- **Exercise objective**: Which of the lines below contain the string "JSON"? Copy each one.

++++

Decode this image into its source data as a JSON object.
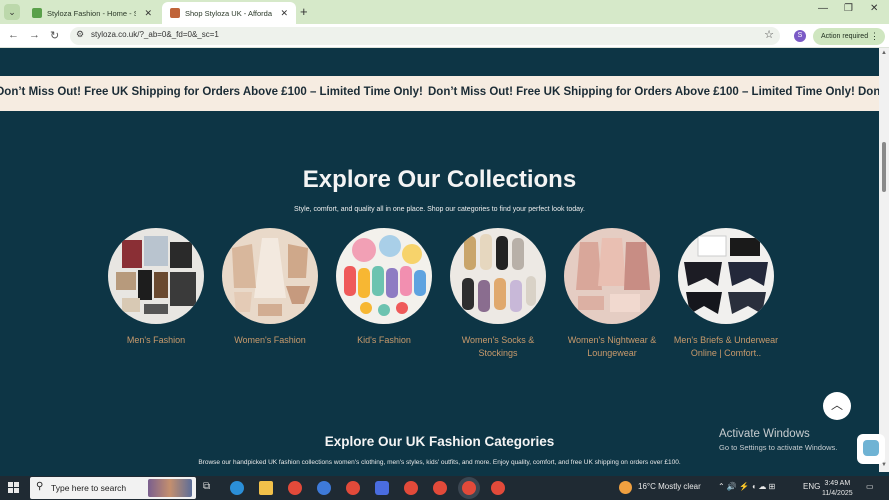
{
  "browser": {
    "tabs": [
      {
        "title": "Styloza Fashion - Home - Shopify",
        "active": false,
        "favicon_color": "#5aa04a"
      },
      {
        "title": "Shop Styloza UK - Affordable Fashion",
        "active": true,
        "favicon_color": "#c0643a"
      }
    ],
    "tab_close": "✕",
    "new_tab": "+",
    "minimize": "—",
    "maximize": "❐",
    "close": "✕",
    "url": "styloza.co.uk/?_ab=0&_fd=0&_sc=1",
    "profile_initial": "S",
    "action_required": "Action required"
  },
  "announcement": "Don’t Miss Out! Free UK Shipping for Orders Above £100 – Limited Time Only!",
  "collections": {
    "title": "Explore Our Collections",
    "subtitle": "Style, comfort, and quality all in one place. Shop our categories to find your perfect look today.",
    "items": [
      {
        "label": "Men's Fashion"
      },
      {
        "label": "Women's Fashion"
      },
      {
        "label": "Kid's Fashion"
      },
      {
        "label": "Women's Socks & Stockings"
      },
      {
        "label": "Women's Nightwear & Loungewear"
      },
      {
        "label": "Men's Briefs & Underwear Online | Comfort.."
      }
    ]
  },
  "uk_categories": {
    "title": "Explore Our UK Fashion Categories",
    "subtitle": "Browse our handpicked UK fashion collections women's clothing, men's styles, kids' outfits, and more. Enjoy quality, comfort, and free UK shipping on orders over £100."
  },
  "watermark": {
    "line1": "Activate Windows",
    "line2": "Go to Settings to activate Windows."
  },
  "taskbar": {
    "search_placeholder": "Type here to search",
    "weather": "16°C  Mostly clear",
    "lang": "ENG",
    "time": "3:49 AM",
    "date": "11/4/2025"
  },
  "colors": {
    "page_bg": "#0d3545",
    "accent_label": "#c89a6c",
    "announcement_bg": "#f6ece1"
  }
}
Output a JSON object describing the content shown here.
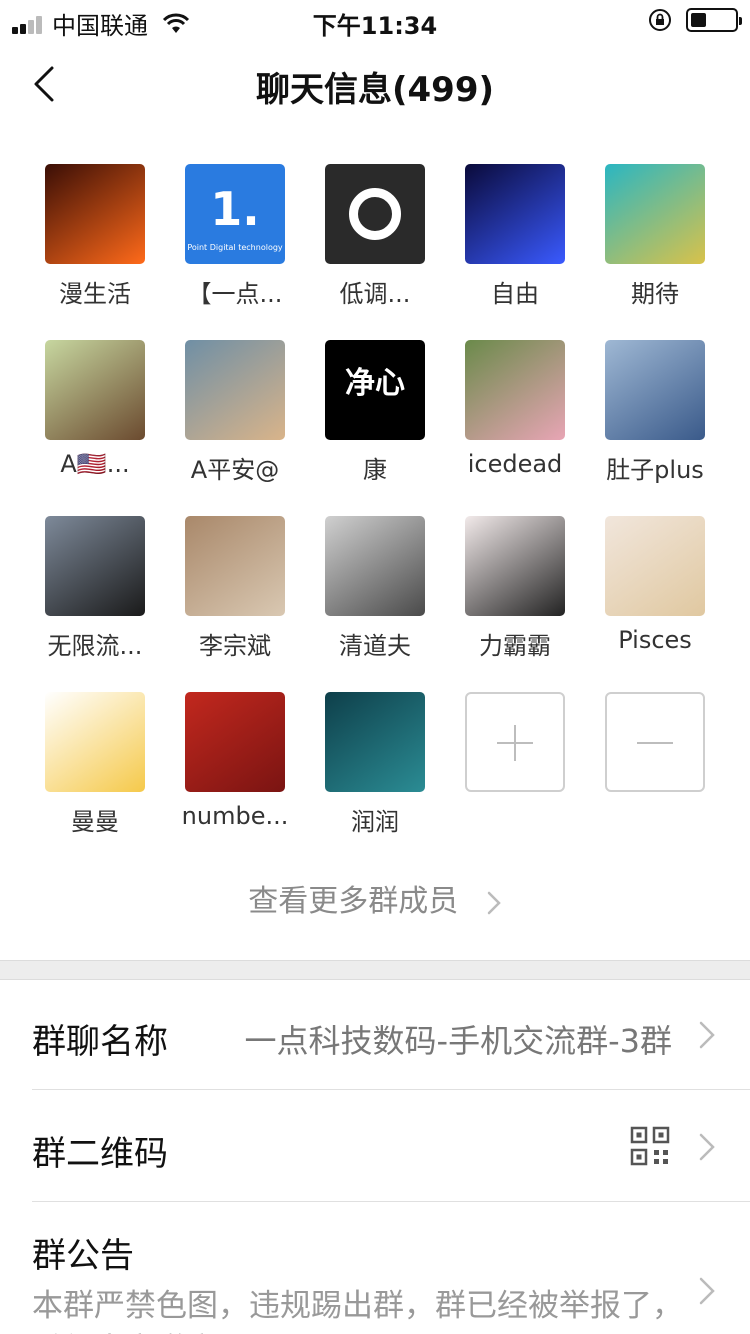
{
  "status_bar": {
    "carrier": "中国联通",
    "time": "下午11:34",
    "battery_level": 0.35
  },
  "nav": {
    "title": "聊天信息(499)"
  },
  "members": [
    {
      "name": "漫生活",
      "avatar_colors": [
        "#3a0e06",
        "#ff6a1a"
      ]
    },
    {
      "name": "【一点...",
      "avatar_colors": [
        "#2a7be0",
        "#2a7be0"
      ],
      "avatar_text": "1.",
      "avatar_sub": "Point Digital technology"
    },
    {
      "name": "低调...",
      "avatar_colors": [
        "#2a2a2a",
        "#2a2a2a"
      ]
    },
    {
      "name": "自由",
      "avatar_colors": [
        "#0a0a3a",
        "#3a5aff"
      ]
    },
    {
      "name": "期待",
      "avatar_colors": [
        "#2ab6c2",
        "#d9c24a"
      ]
    },
    {
      "name": "A🇺🇸...",
      "avatar_colors": [
        "#c7d7a0",
        "#6b4a2f"
      ]
    },
    {
      "name": "A平安@",
      "avatar_colors": [
        "#6f8fa5",
        "#d9b48a"
      ]
    },
    {
      "name": "康",
      "avatar_colors": [
        "#000000",
        "#000000"
      ],
      "avatar_text": "净心"
    },
    {
      "name": "icedead",
      "avatar_colors": [
        "#6a8a4a",
        "#e8a5b5"
      ]
    },
    {
      "name": "肚子plus",
      "avatar_colors": [
        "#9fb8d4",
        "#3a5a8a"
      ]
    },
    {
      "name": "无限流...",
      "avatar_colors": [
        "#7e8a9a",
        "#1a1a1a"
      ]
    },
    {
      "name": "李宗斌",
      "avatar_colors": [
        "#a9886a",
        "#d9c8b2"
      ]
    },
    {
      "name": "清道夫",
      "avatar_colors": [
        "#d0d0d0",
        "#4a4a4a"
      ]
    },
    {
      "name": "力霸霸",
      "avatar_colors": [
        "#f2eaea",
        "#222222"
      ]
    },
    {
      "name": "Pisces",
      "avatar_colors": [
        "#f1e6dc",
        "#e0c8a0"
      ]
    },
    {
      "name": "曼曼",
      "avatar_colors": [
        "#ffffff",
        "#f5c94a"
      ]
    },
    {
      "name": "numbe...",
      "avatar_colors": [
        "#c2281e",
        "#7a1412"
      ]
    },
    {
      "name": "润润",
      "avatar_colors": [
        "#0e3f4a",
        "#2b8c94"
      ]
    }
  ],
  "more_members_label": "查看更多群成员",
  "settings": {
    "group_name_label": "群聊名称",
    "group_name_value": "一点科技数码-手机交流群-3群",
    "qr_label": "群二维码",
    "notice_label": "群公告",
    "notice_line1": "本群严禁色图，违规踢出群，群已经被举报了，",
    "notice_line2": "希望大家遵守，否!"
  },
  "icons": {
    "back": "chevron-left-icon",
    "add": "plus-icon",
    "remove": "minus-icon",
    "row_arrow": "chevron-right-icon",
    "qr": "qr-code-icon"
  }
}
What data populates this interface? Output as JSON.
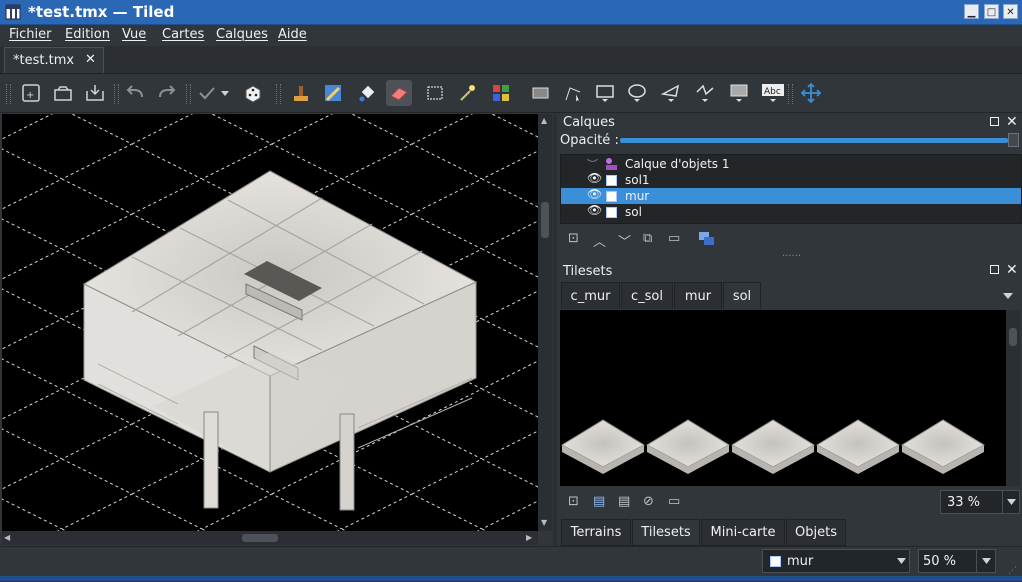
{
  "window": {
    "title": "*test.tmx — Tiled",
    "controls": [
      "minimize",
      "maximize",
      "close"
    ]
  },
  "menu": [
    "Fichier",
    "Edition",
    "Vue",
    "Cartes",
    "Calques",
    "Aide"
  ],
  "document_tab": {
    "label": "*test.tmx",
    "close": "✕"
  },
  "toolbar": {
    "icons": [
      "new-map-icon",
      "open-icon",
      "save-icon",
      "undo-icon",
      "redo-icon",
      "commit-check-icon",
      "dropdown-arrow-icon",
      "random-dice-icon",
      "stamp-brush-icon",
      "terrain-brush-icon",
      "bucket-fill-icon",
      "eraser-icon",
      "rectangle-select-icon",
      "magic-wand-icon",
      "select-same-tile-icon",
      "select-objects-icon",
      "edit-polygons-icon",
      "insert-rectangle-icon",
      "insert-ellipse-icon",
      "insert-polygon-icon",
      "insert-polyline-icon",
      "insert-tile-icon",
      "insert-text-icon",
      "move-icon"
    ]
  },
  "layers_panel": {
    "title": "Calques",
    "opacity_label": "Opacité :",
    "opacity": 1.0,
    "layers": [
      {
        "name": "Calque d'objets 1",
        "type": "object",
        "visible": false,
        "selected": false
      },
      {
        "name": "sol1",
        "type": "tile",
        "visible": true,
        "selected": false
      },
      {
        "name": "mur",
        "type": "tile",
        "visible": true,
        "selected": true
      },
      {
        "name": "sol",
        "type": "tile",
        "visible": true,
        "selected": false
      }
    ],
    "actions": [
      "new-layer-icon",
      "raise-layer-icon",
      "lower-layer-icon",
      "duplicate-layer-icon",
      "delete-layer-icon",
      "show-hide-others-icon"
    ],
    "splitter": "......"
  },
  "tilesets_panel": {
    "title": "Tilesets",
    "tabs": [
      "c_mur",
      "c_sol",
      "mur",
      "sol"
    ],
    "active_tab": "sol",
    "tiles_visible": 5,
    "zoom": "33 %",
    "actions": [
      "new-tileset-icon",
      "import-tileset-icon",
      "export-tileset-icon",
      "edit-tileset-icon",
      "remove-tileset-icon"
    ]
  },
  "bottom_tabs": [
    "Terrains",
    "Tilesets",
    "Mini-carte",
    "Objets"
  ],
  "active_bottom_tab": "Tilesets",
  "statusbar": {
    "layer_select": "mur",
    "zoom": "50 %"
  },
  "colors": {
    "titlebar": "#2a68b5",
    "selection": "#3b8ed8",
    "panel_bg": "#31363b",
    "canvas_bg": "#000000"
  }
}
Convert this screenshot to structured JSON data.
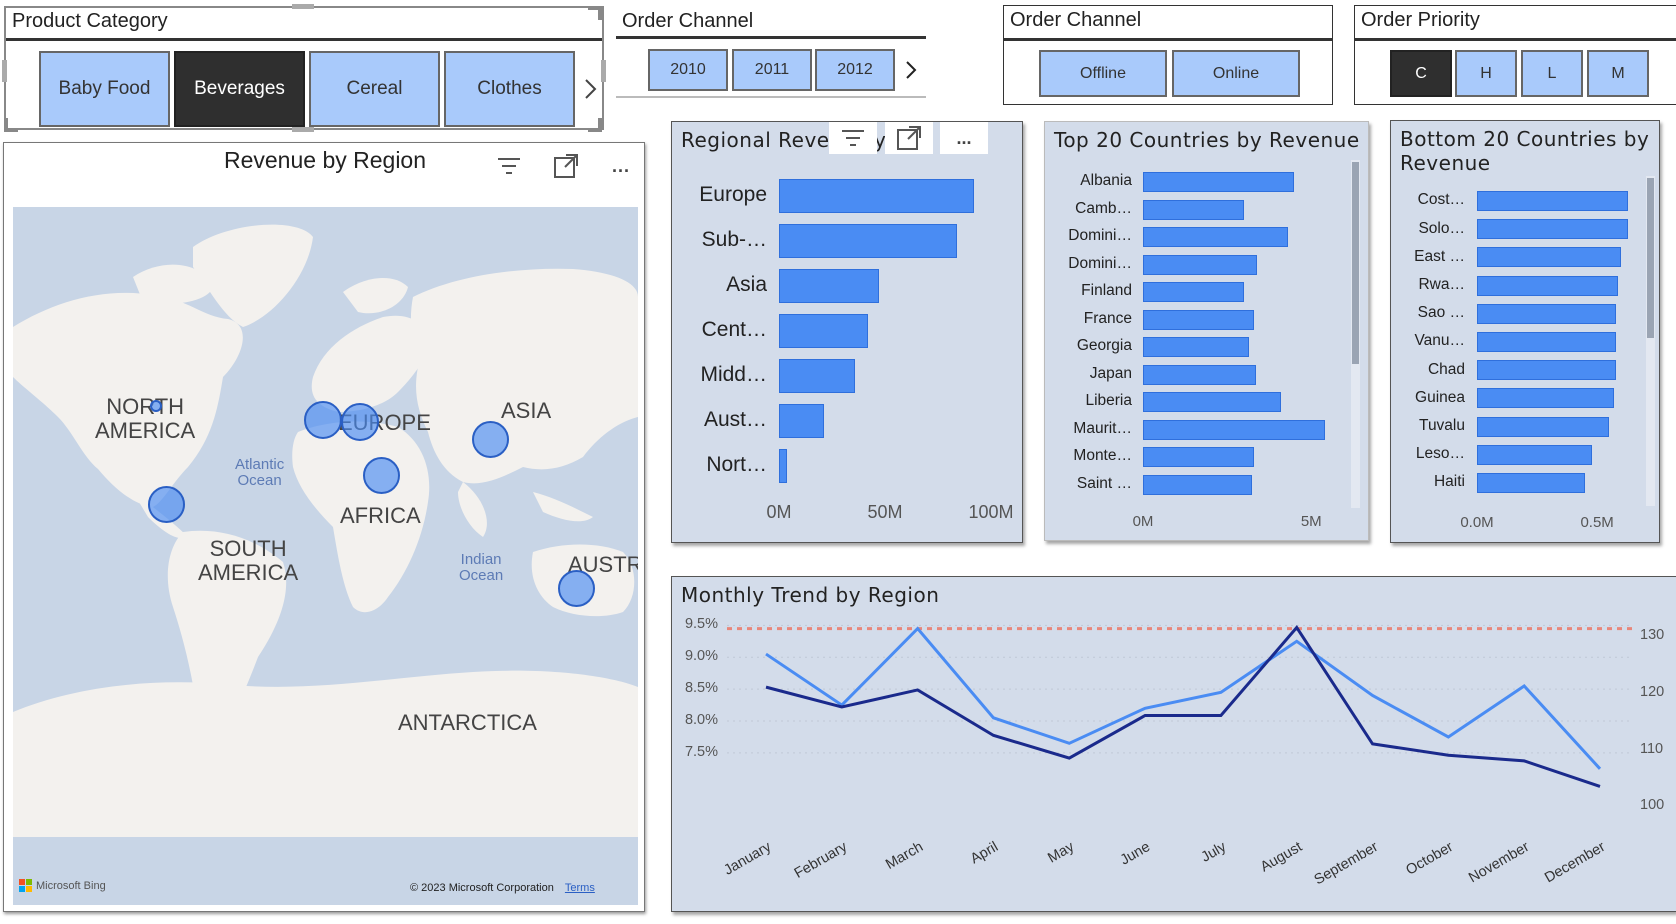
{
  "slicers": {
    "product_category": {
      "title": "Product Category",
      "items": [
        {
          "label": "Baby Food",
          "selected": false
        },
        {
          "label": "Beverages",
          "selected": true
        },
        {
          "label": "Cereal",
          "selected": false
        },
        {
          "label": "Clothes",
          "selected": false
        }
      ],
      "next_icon": "chevron-right-icon"
    },
    "order_channel_year": {
      "title": "Order Channel",
      "items": [
        {
          "label": "2010",
          "selected": false
        },
        {
          "label": "2011",
          "selected": false
        },
        {
          "label": "2012",
          "selected": false
        }
      ],
      "next_icon": "chevron-right-icon"
    },
    "order_channel": {
      "title": "Order Channel",
      "items": [
        {
          "label": "Offline",
          "selected": false
        },
        {
          "label": "Online",
          "selected": false
        }
      ]
    },
    "order_priority": {
      "title": "Order Priority",
      "items": [
        {
          "label": "C",
          "selected": true
        },
        {
          "label": "H",
          "selected": false
        },
        {
          "label": "L",
          "selected": false
        },
        {
          "label": "M",
          "selected": false
        }
      ]
    }
  },
  "map": {
    "title": "Revenue by Region",
    "continents": [
      {
        "label": "NORTH\nAMERICA"
      },
      {
        "label": "EUROPE"
      },
      {
        "label": "ASIA"
      },
      {
        "label": "AFRICA"
      },
      {
        "label": "SOUTH\nAMERICA"
      },
      {
        "label": "AUSTRA"
      },
      {
        "label": "ANTARCTICA"
      }
    ],
    "oceans": [
      {
        "label": "Atlantic\nOcean"
      },
      {
        "label": "Indian\nOcean"
      }
    ],
    "attribution": "© 2023 Microsoft Corporation",
    "terms": "Terms",
    "bing_logo": "Microsoft Bing"
  },
  "toolbar": {
    "filter_icon": "filter-icon",
    "focus_icon": "focus-mode-icon",
    "more_icon": "more-options-icon",
    "more_label": "..."
  },
  "charts": {
    "regional": {
      "title": "Regional Revenue by Region",
      "visible_title": "Regional Rever",
      "visible_title_tail": "y"
    },
    "top20": {
      "title": "Top 20 Countries by Revenue"
    },
    "bottom20": {
      "title_line1": "Bottom 20 Countries by",
      "title_line2": "Revenue"
    },
    "monthly": {
      "title": "Monthly Trend by Region"
    }
  },
  "colors": {
    "bar": "#4a8cf3",
    "line_light": "#4a8cf3",
    "line_dark": "#1a2a8c",
    "reference_line": "#e8867a",
    "panel_bg": "#d3dcea",
    "map_water": "#c8d5e6",
    "map_land": "#f3f1ee"
  },
  "chart_data": [
    {
      "type": "bar",
      "orientation": "horizontal",
      "title": "Regional Revenue by Region",
      "categories": [
        "Europe",
        "Sub-…",
        "Asia",
        "Cent…",
        "Midd…",
        "Aust…",
        "Nort…"
      ],
      "values": [
        92,
        84,
        47,
        42,
        36,
        21,
        4
      ],
      "unit": "M",
      "xticks": [
        "0M",
        "50M",
        "100M"
      ],
      "xlim": [
        0,
        100
      ]
    },
    {
      "type": "bar",
      "orientation": "horizontal",
      "title": "Top 20 Countries by Revenue",
      "categories": [
        "Albania",
        "Camb…",
        "Domini…",
        "Domini…",
        "Finland",
        "France",
        "Georgia",
        "Japan",
        "Liberia",
        "Maurit…",
        "Monte…",
        "Saint …"
      ],
      "values": [
        4.5,
        3.0,
        4.3,
        3.4,
        3.0,
        3.3,
        3.15,
        3.35,
        4.1,
        5.4,
        3.3,
        3.25
      ],
      "unit": "M",
      "xticks": [
        "0M",
        "5M"
      ],
      "xlim": [
        0,
        6.3
      ]
    },
    {
      "type": "bar",
      "orientation": "horizontal",
      "title": "Bottom 20 Countries by Revenue",
      "categories": [
        "Cost…",
        "Solo…",
        "East …",
        "Rwa…",
        "Sao …",
        "Vanu…",
        "Chad",
        "Guinea",
        "Tuvalu",
        "Leso…",
        "Haiti"
      ],
      "values": [
        0.63,
        0.63,
        0.6,
        0.585,
        0.58,
        0.58,
        0.58,
        0.57,
        0.55,
        0.48,
        0.45
      ],
      "unit": "M",
      "xticks": [
        "0.0M",
        "0.5M"
      ],
      "xlim": [
        0,
        0.72
      ]
    },
    {
      "type": "line",
      "title": "Monthly Trend by Region",
      "x": [
        "January",
        "February",
        "March",
        "April",
        "May",
        "June",
        "July",
        "August",
        "September",
        "October",
        "November",
        "December"
      ],
      "series": [
        {
          "axis": "left",
          "values": [
            9.05,
            8.25,
            9.45,
            8.05,
            7.65,
            8.2,
            8.45,
            9.25,
            8.4,
            7.75,
            8.55,
            7.25
          ]
        },
        {
          "axis": "right",
          "values": [
            121,
            117.5,
            120.5,
            112.5,
            108.5,
            116,
            116,
            131.5,
            111,
            109,
            108,
            103.5
          ]
        }
      ],
      "reference_line": {
        "axis": "left",
        "value": 9.45
      },
      "y_left": {
        "ticks": [
          "7.5%",
          "8.0%",
          "8.5%",
          "9.0%",
          "9.5%"
        ],
        "lim": [
          7.2,
          9.6
        ]
      },
      "y_right": {
        "ticks": [
          "100",
          "110",
          "120",
          "130"
        ],
        "lim": [
          99,
          133
        ]
      }
    }
  ]
}
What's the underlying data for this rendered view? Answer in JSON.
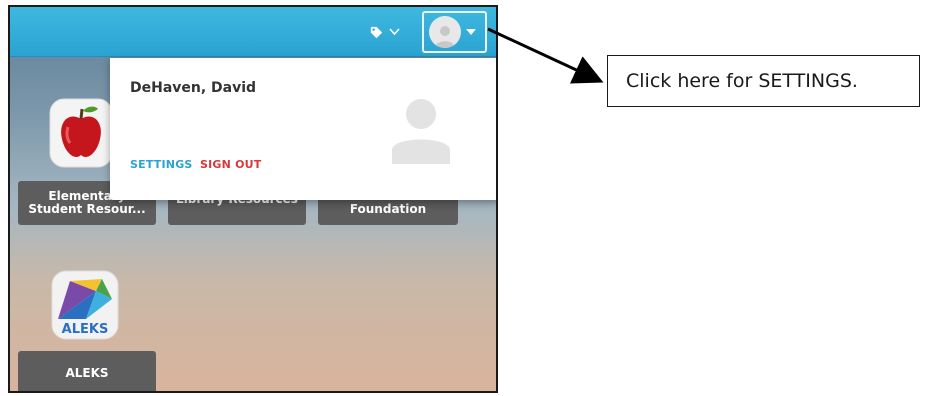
{
  "header": {
    "tag_icon": "tag-icon",
    "tag_chevron": "⌄",
    "avatar_icon": "user-avatar-icon"
  },
  "tiles": [
    {
      "line1": "Elementary",
      "line2": "Student Resour..."
    },
    {
      "line1": "Library Resources",
      "line2": ""
    },
    {
      "line1": "Foundation",
      "line2": ""
    },
    {
      "line1": "ALEKS",
      "line2": ""
    }
  ],
  "aleks_logo_text": "ALEKS",
  "dropdown": {
    "user_name": "DeHaven, David",
    "settings_label": "SETTINGS",
    "signout_label": "SIGN OUT"
  },
  "callout": {
    "text": "Click here for SETTINGS."
  },
  "colors": {
    "accent": "#2aa3d2",
    "signout": "#d9383a",
    "tile": "#5d5d5d"
  }
}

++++

- **Exercise answer**:
Decode this image into its source data as a JSON object.
Output a JSON object describing the content shown here.
What data populates this interface? Output as JSON.
Convert this screenshot to structured JSON data.
What's the underlying data for this rendered view? Answer in JSON.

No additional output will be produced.